Besides decreasing harm to human lives this will also save costs. In 2006, for example, a side effect of a medicine was reported on more than 6000 occasions - estimated costs for hospital admission: 85 million euros.
Mol’s research was funded by Technology Foundation STW.
Sonja Knols | alfa
A whole-body approach to understanding chemosensory cells
13.12.2017 | Tokyo Institute of Technology
Research reveals how diabetes in pregnancy affects baby's heart
13.12.2017 | University of California - Los Angeles Health Sciences
MPQ scientists achieve long storage times for photonic quantum bits which break the lower bound for direct teleportation in a global quantum network.
Concerning the development of quantum memories for the realization of global quantum networks, scientists of the Quantum Dynamics Division led by Professor...
Researchers have developed a water cloaking concept based on electromagnetic forces that could eliminate an object's wake, greatly reducing its drag while...
Tiny pores at a cell's entryway act as miniature bouncers, letting in some electrically charged atoms--ions--but blocking others. Operating as exquisitely sensitive filters, these "ion channels" play a critical role in biological functions such as muscle contraction and the firing of brain cells.
To rapidly transport the right ions through the cell membrane, the tiny channels rely on a complex interplay between the ions and surrounding molecules,...
The miniaturization of the current technology of storage media is hindered by fundamental limits of quantum mechanics. A new approach consists in using so-called spin-crossover molecules as the smallest possible storage unit. Similar to normal hard drives, these special molecules can save information via their magnetic state. A research team from Kiel University has now managed to successfully place a new class of spin-crossover molecules onto a surface and to improve the molecule’s storage capacity. The storage density of conventional hard drives could therefore theoretically be increased by more than one hundred fold. The study has been published in the scientific journal Nano Letters.

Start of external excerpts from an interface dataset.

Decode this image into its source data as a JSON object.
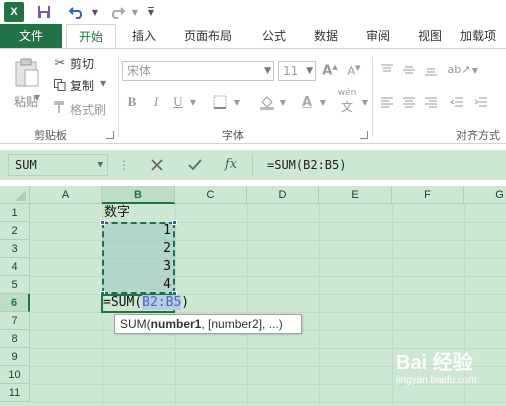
{
  "app": {
    "logo_text": "X",
    "accent": "#217346",
    "grid_bg": "#cde8d2"
  },
  "quick_access": {
    "icons": [
      "save-icon",
      "undo-icon",
      "redo-icon",
      "customize-icon"
    ]
  },
  "tabs": {
    "file": "文件",
    "home": "开始",
    "insert": "插入",
    "page_layout": "页面布局",
    "formulas": "公式",
    "data": "数据",
    "review": "审阅",
    "view": "视图",
    "addins": "加载项"
  },
  "ribbon": {
    "clipboard": {
      "paste": "粘贴",
      "cut": "剪切",
      "copy": "复制",
      "format_painter": "格式刷",
      "group_label": "剪贴板"
    },
    "font": {
      "font_name": "宋体",
      "font_size": "11",
      "bold": "B",
      "italic": "I",
      "underline": "U",
      "group_label": "字体",
      "phonetic": "wén"
    },
    "alignment": {
      "group_label": "对齐方式"
    }
  },
  "formula_bar": {
    "name_box": "SUM",
    "formula": "=SUM(B2:B5)",
    "fx": "fx"
  },
  "grid": {
    "columns": [
      "A",
      "B",
      "C",
      "D",
      "E",
      "F",
      "G"
    ],
    "rows": [
      "1",
      "2",
      "3",
      "4",
      "5",
      "6",
      "7",
      "8",
      "9",
      "10",
      "11"
    ],
    "active_column": "B",
    "active_row": "6",
    "cells": {
      "B1": "数字",
      "B2": "1",
      "B3": "2",
      "B4": "3",
      "B5": "4",
      "B6_prefix": "=SUM(",
      "B6_ref": "B2:B5",
      "B6_suffix": ")"
    },
    "tooltip": {
      "func": "SUM(",
      "arg1": "number1",
      "rest": ", [number2], ...)"
    }
  },
  "watermark": {
    "text": "Bai 经验",
    "sub": "jingyan.baidu.com"
  }
}
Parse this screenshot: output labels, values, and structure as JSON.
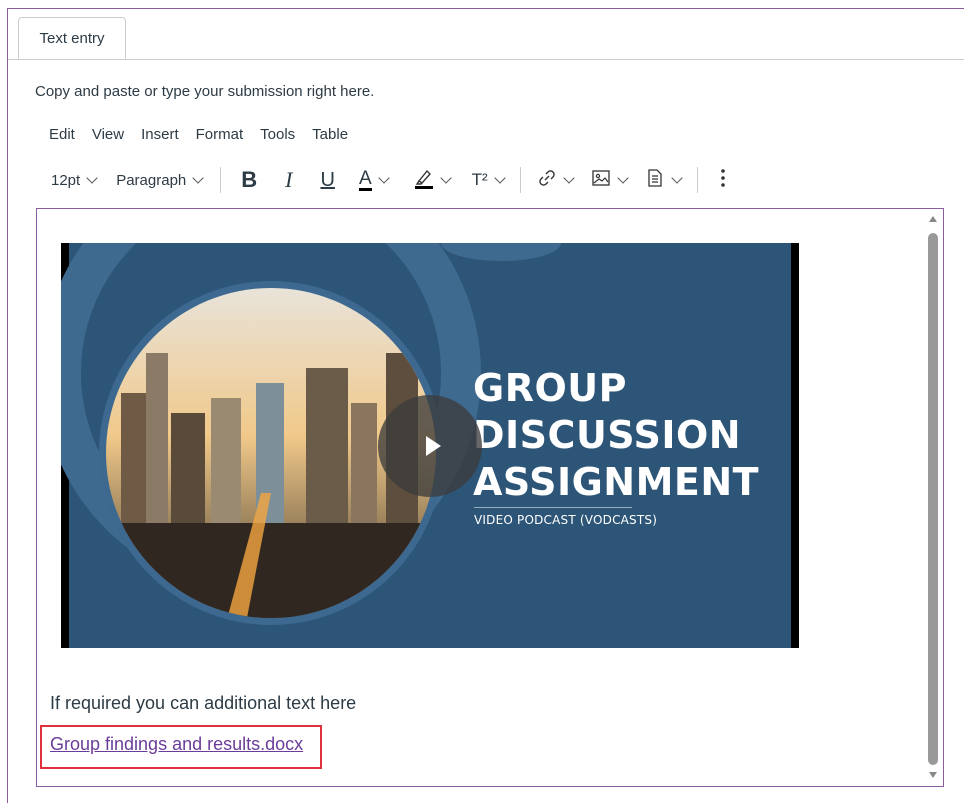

Over the past few years, the building blocks of storage media have gotten ever smaller. But further miniaturization of the current technology is hindered by...
With innovative experiments, researchers at the Helmholtz-Zentrums Geesthacht and the Technical University Hamburg unravel why tiny metallic structures are extremely strong
Light-weight and simultaneously strong – porous metallic nanomaterials promise interesting applications as, for instance, for future aeroplanes with enhanced...
11.12.2017 | Event News
08.12.2017 | Event News
07.12.2017 | Event News
13.12.2017 | Health and Medicine
13.12.2017 | Physics and Astronomy
13.12.2017 | Life Sciences